She was passionate in her approach towards equal access to education to women and firmly believed that education would lead to the awakening of women regarding their rights. When Rokeya started visiting the houses to convince parents to send their girls to school, she faced severe criticism from orthodox and religious Muslims. During those times, it was considered a heretical activity, she understood that awakening was not possible without triumphing over religious orthodoxy. Rokeya had profound faith in Islam and she believed that it is the men who misrepresented the teachings of Islam in a way to manipulate and subjugate women, and as a practising muslim she considered it her duty to correct this wrong.
In 1916 she founded the Islamic women’s organization named Anjuman-e-Khawateen-e-Islam. Through this organization, she offered financial and educational assistance to downtrodden Muslim women and raised the issue of Muslim women’s rights to the general public.
In this regard it is pertinent to mention her speech at “Bengal Women Educational Conference” : “I have been crying for the lowliest creature in India for the last twenty years. Do you know who that lowliest creature in India is? It is the Indian women…There are also people who feel for animals, so we see animal’s rights groups everywhere. If a dog is hit by a car, we hear an outcry in the Anglo-Indian media. But there is not a single soul in the whole of the subcontinent to mourn for incarcerated women like us.”
Rokeya perceived that men with their physical superiority have made women subservient to them and banished them from the economic zone. She identifies two main conditions for the subjugation of women: physical weakness and economic dependence. In her various works like “Istrijatir Abanati”, “Delicia Hatta” and “Padmarag” she advocated for the economic independence of women. Rokeya reasoned that without economic independence it was impossible to imagine women’s liberation. She wanted women to be educated, self-reliant, become good citizens, and contribute to society.
In one of her writings, Rokeya gave a clarion call to the women to rise and take their rights wherein she stated that “I know that it is not easy to rise at the beginning. I know too that society will create a huge fuss about it. I know that Indian Muslims will be inclined to “slaughter‟ us (i.e., condemn us to capital punishment) and Hindus will drag us to the funeral pyre or a fire of eternal affliction. (I also know that our sisters have no intention to rise.) But rise we must for the sake of society.”
In her various writings, she draws the comparison of both Muslim and Hindu women as to how they have been both subjugated by the patriarchy. In one of her books ‘Nari Puja,’ she depicts vividly the nature in which the purdah system has plagued and subjugated the women from both ( Hindu and Muslim) religious communities for centuries and how men have treated them like animals and sometimes worse than animals. She asserted the rights of women and wanted men and women to stand side by side in both material and spiritual spheres of life.

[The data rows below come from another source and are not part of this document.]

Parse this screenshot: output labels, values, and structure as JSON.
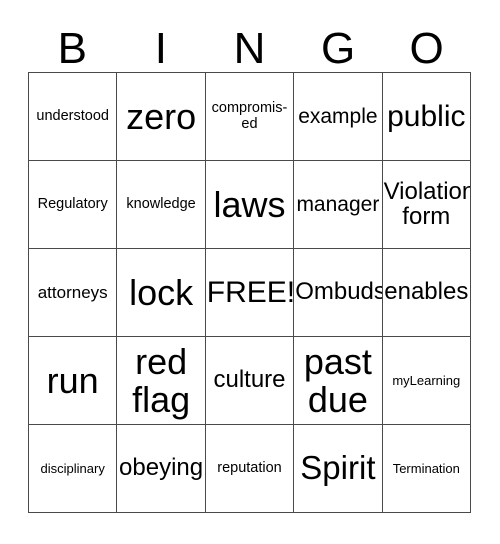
{
  "card": {
    "header_letters": [
      "B",
      "I",
      "N",
      "G",
      "O"
    ],
    "rows": [
      [
        {
          "text": "understood",
          "size": "fs-xxs"
        },
        {
          "text": "zero",
          "size": "fs-xxl"
        },
        {
          "text": "compromis-\ned",
          "size": "fs-xxs"
        },
        {
          "text": "example",
          "size": "fs-sm"
        },
        {
          "text": "public",
          "size": "fs-lg"
        }
      ],
      [
        {
          "text": "Regulatory",
          "size": "fs-xxs"
        },
        {
          "text": "knowledge",
          "size": "fs-xxs"
        },
        {
          "text": "laws",
          "size": "fs-xxl"
        },
        {
          "text": "manager",
          "size": "fs-sm"
        },
        {
          "text": "Violation\nform",
          "size": "fs-md"
        }
      ],
      [
        {
          "text": "attorneys",
          "size": "fs-xs"
        },
        {
          "text": "lock",
          "size": "fs-xxl"
        },
        {
          "text": "FREE!",
          "size": "fs-lg"
        },
        {
          "text": "Ombuds",
          "size": "fs-md"
        },
        {
          "text": "enables",
          "size": "fs-md"
        }
      ],
      [
        {
          "text": "run",
          "size": "fs-xxl"
        },
        {
          "text": "red\nflag",
          "size": "fs-xxl"
        },
        {
          "text": "culture",
          "size": "fs-md"
        },
        {
          "text": "past\ndue",
          "size": "fs-xxl"
        },
        {
          "text": "myLearning",
          "size": "fs-tiny"
        }
      ],
      [
        {
          "text": "disciplinary",
          "size": "fs-tiny"
        },
        {
          "text": "obeying",
          "size": "fs-md"
        },
        {
          "text": "reputation",
          "size": "fs-xxs"
        },
        {
          "text": "Spirit",
          "size": "fs-xl"
        },
        {
          "text": "Termination",
          "size": "fs-tiny"
        }
      ]
    ]
  },
  "colors": {
    "grid_line": "#4a4a4a",
    "text": "#000000",
    "background": "#ffffff"
  }
}
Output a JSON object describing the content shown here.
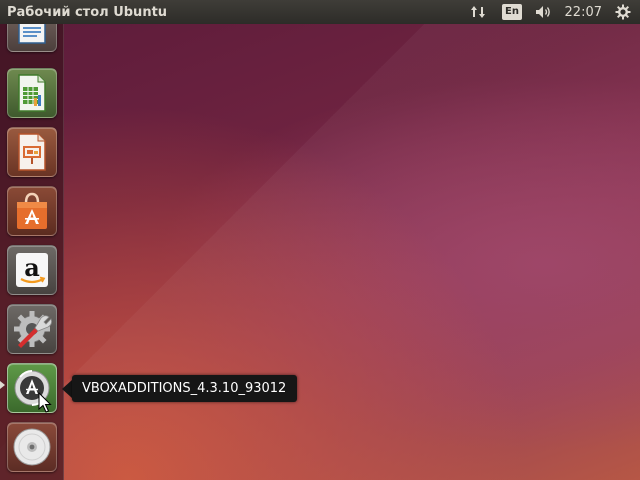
{
  "panel": {
    "window_title": "Рабочий стол Ubuntu",
    "keyboard_layout": "En",
    "clock": "22:07",
    "icons": {
      "network": "network-updown-icon",
      "volume": "speaker-volume-icon",
      "session": "gear-power-icon"
    }
  },
  "launcher": {
    "items": [
      {
        "name": "libreoffice-writer",
        "icon": "writer-document-icon"
      },
      {
        "name": "libreoffice-calc",
        "icon": "calc-spreadsheet-icon"
      },
      {
        "name": "libreoffice-impress",
        "icon": "impress-presentation-icon"
      },
      {
        "name": "ubuntu-software-center",
        "icon": "shopping-bag-a-icon"
      },
      {
        "name": "amazon",
        "icon": "amazon-logo-icon"
      },
      {
        "name": "system-settings",
        "icon": "settings-wrench-icon"
      },
      {
        "name": "vboxadditions-disc",
        "icon": "install-disc-icon",
        "active": true
      },
      {
        "name": "dvd-drive",
        "icon": "dvd-disc-icon"
      }
    ]
  },
  "tooltip": {
    "text": "VBOXADDITIONS_4.3.10_93012"
  },
  "colors": {
    "panel": "#2d2c28",
    "panel_text": "#dfdbd2",
    "tooltip_bg": "#161616",
    "wallpaper_dark": "#5b1b3a",
    "wallpaper_warm": "#b3503e"
  }
}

Begum Rokeya died on December 9, 1932. Her life was itself her message and although she never focussed on defining herself within an ideological spectrum, most of her life struggles were indeed integral aspects of the liberal tradition. Her commitment to uphold equal rights for men and women, her unwavering resolve to focus on economic independence of women and her use of civil society action as a tool for change, are all liberal values. The lives of women like Begum Rokeya need to be explored more in order to understand the socio-historical context in which liberal values shaped the progress of Indian society. Their focus towards establishing equality as well as dignity of the individual regardless of caste, creed, gender or any other similar consideration, are important lessons to recall and to emulate in light of the liberal struggle for freedom and opportunity.